Data section section start

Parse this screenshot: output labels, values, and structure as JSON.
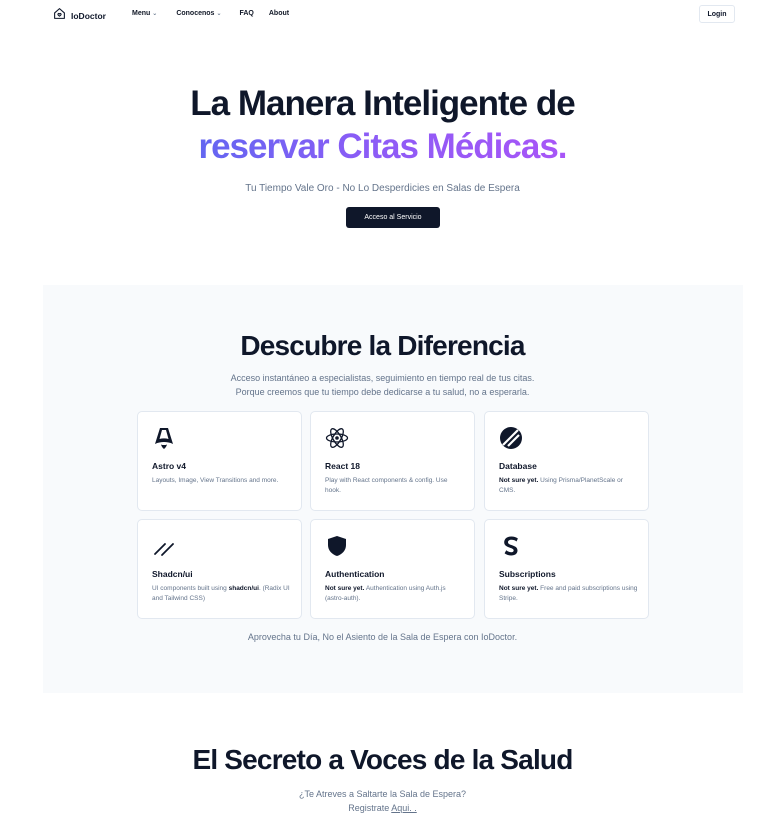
{
  "header": {
    "brand": "IoDoctor",
    "nav": [
      {
        "label": "Menu",
        "has_dropdown": true
      },
      {
        "label": "Conocenos",
        "has_dropdown": true
      },
      {
        "label": "FAQ",
        "has_dropdown": false
      },
      {
        "label": "About",
        "has_dropdown": false
      }
    ],
    "login_label": "Login"
  },
  "hero": {
    "title_line1": "La Manera Inteligente de",
    "title_line2": "reservar Citas Médicas.",
    "subtitle": "Tu Tiempo Vale Oro - No Lo Desperdicies en Salas de Espera",
    "cta_label": "Acceso al Servicio"
  },
  "features": {
    "title": "Descubre la Diferencia",
    "subtitle_line1": "Acceso instantáneo a especialistas, seguimiento en tiempo real de tus citas.",
    "subtitle_line2": "Porque creemos que tu tiempo debe dedicarse a tu salud, no a esperarla.",
    "cards": [
      {
        "icon": "astro-icon",
        "title": "Astro v4",
        "desc": "Layouts, Image, View Transitions and more."
      },
      {
        "icon": "react-icon",
        "title": "React 18",
        "desc": "Play with React components & config. Use hook."
      },
      {
        "icon": "database-icon",
        "title": "Database",
        "desc_bold": "Not sure yet.",
        "desc": " Using Prisma/PlanetScale or CMS."
      },
      {
        "icon": "shadcn-icon",
        "title": "Shadcn/ui",
        "desc_pre": "UI components built using ",
        "desc_bold": "shadcn/ui",
        "desc": ". (Radix UI and Tailwind CSS)"
      },
      {
        "icon": "shield-icon",
        "title": "Authentication",
        "desc_bold": "Not sure yet.",
        "desc": " Authentication using Auth.js (astro-auth)."
      },
      {
        "icon": "stripe-icon",
        "title": "Subscriptions",
        "desc_bold": "Not sure yet.",
        "desc": " Free and paid subscriptions using Stripe."
      }
    ],
    "footer": "Aprovecha tu Día, No el Asiento de la Sala de Espera con IoDoctor."
  },
  "secret": {
    "title": "El Secreto a Voces de la Salud",
    "question": "¿Te Atreves a Saltarte la Sala de Espera?",
    "register_prefix": "Registrate ",
    "register_link": "Aqui. ."
  }
}
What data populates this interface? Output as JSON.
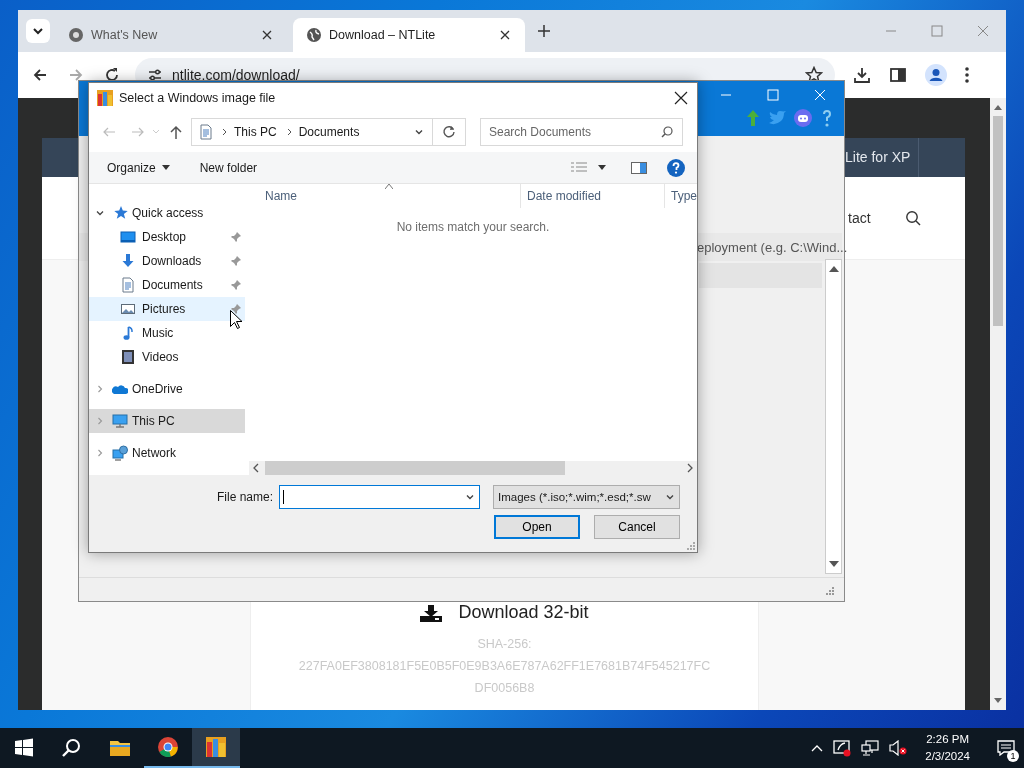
{
  "browser": {
    "tabs": [
      {
        "title": "What's New",
        "selected": false
      },
      {
        "title": "Download – NTLite",
        "selected": true
      }
    ],
    "address": "ntlite.com/download/"
  },
  "webpage": {
    "nav_link": "Lite for XP",
    "header_link": "tact",
    "download_label": "Download 32-bit",
    "hash_label": "SHA-256:",
    "hash_lines": [
      "227FA0EF3808181F5E0B5F0E9B3A6E787A62FF1E7681B74F545217FC",
      "DF0056B8"
    ]
  },
  "app_window": {
    "path_hint": "eployment (e.g. C:\\Wind..."
  },
  "dialog": {
    "title": "Select a Windows image file",
    "breadcrumb": [
      "This PC",
      "Documents"
    ],
    "search": {
      "placeholder": "Search Documents"
    },
    "toolbar": [
      "Organize",
      "New folder"
    ],
    "columns": [
      "Name",
      "Date modified",
      "Type"
    ],
    "empty_message": "No items match your search.",
    "nav": [
      {
        "label": "Quick access",
        "kind": "quick",
        "expanded": true,
        "selected": false,
        "hovered": false,
        "children": [
          {
            "label": "Desktop",
            "kind": "desktop",
            "pinned": true,
            "selected": false,
            "hovered": false
          },
          {
            "label": "Downloads",
            "kind": "downloads",
            "pinned": true,
            "selected": false,
            "hovered": false
          },
          {
            "label": "Documents",
            "kind": "documents",
            "pinned": true,
            "selected": false,
            "hovered": false
          },
          {
            "label": "Pictures",
            "kind": "pictures",
            "pinned": true,
            "selected": false,
            "hovered": true
          },
          {
            "label": "Music",
            "kind": "music",
            "pinned": false,
            "selected": false,
            "hovered": false
          },
          {
            "label": "Videos",
            "kind": "videos",
            "pinned": false,
            "selected": false,
            "hovered": false
          }
        ]
      },
      {
        "label": "OneDrive",
        "kind": "cloud",
        "expanded": false,
        "selected": false,
        "hovered": false
      },
      {
        "label": "This PC",
        "kind": "pc",
        "expanded": false,
        "selected": true,
        "hovered": false
      },
      {
        "label": "Network",
        "kind": "network",
        "expanded": false,
        "selected": false,
        "hovered": false
      }
    ],
    "file_name_label": "File name:",
    "file_type": "Images (*.iso;*.wim;*.esd;*.sw",
    "buttons": [
      {
        "label": "Open",
        "default": true
      },
      {
        "label": "Cancel",
        "default": false
      }
    ]
  },
  "taskbar": {
    "apps": [
      {
        "kind": "start",
        "running": false,
        "active": false
      },
      {
        "kind": "search",
        "running": false,
        "active": false
      },
      {
        "kind": "folder",
        "running": false,
        "active": false
      },
      {
        "kind": "browser",
        "running": true,
        "active": false
      },
      {
        "kind": "app",
        "running": true,
        "active": true
      }
    ],
    "time": "2:26 PM",
    "date": "2/3/2024",
    "notification_count": "1"
  }
}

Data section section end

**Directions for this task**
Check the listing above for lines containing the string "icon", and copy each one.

**Answer for this exercise**
        "icon": "astro-icon",
        "icon": "react-icon",
        "icon": "database-icon",
        "icon": "shadcn-icon",
        "icon": "shield-icon",
        "icon": "stripe-icon",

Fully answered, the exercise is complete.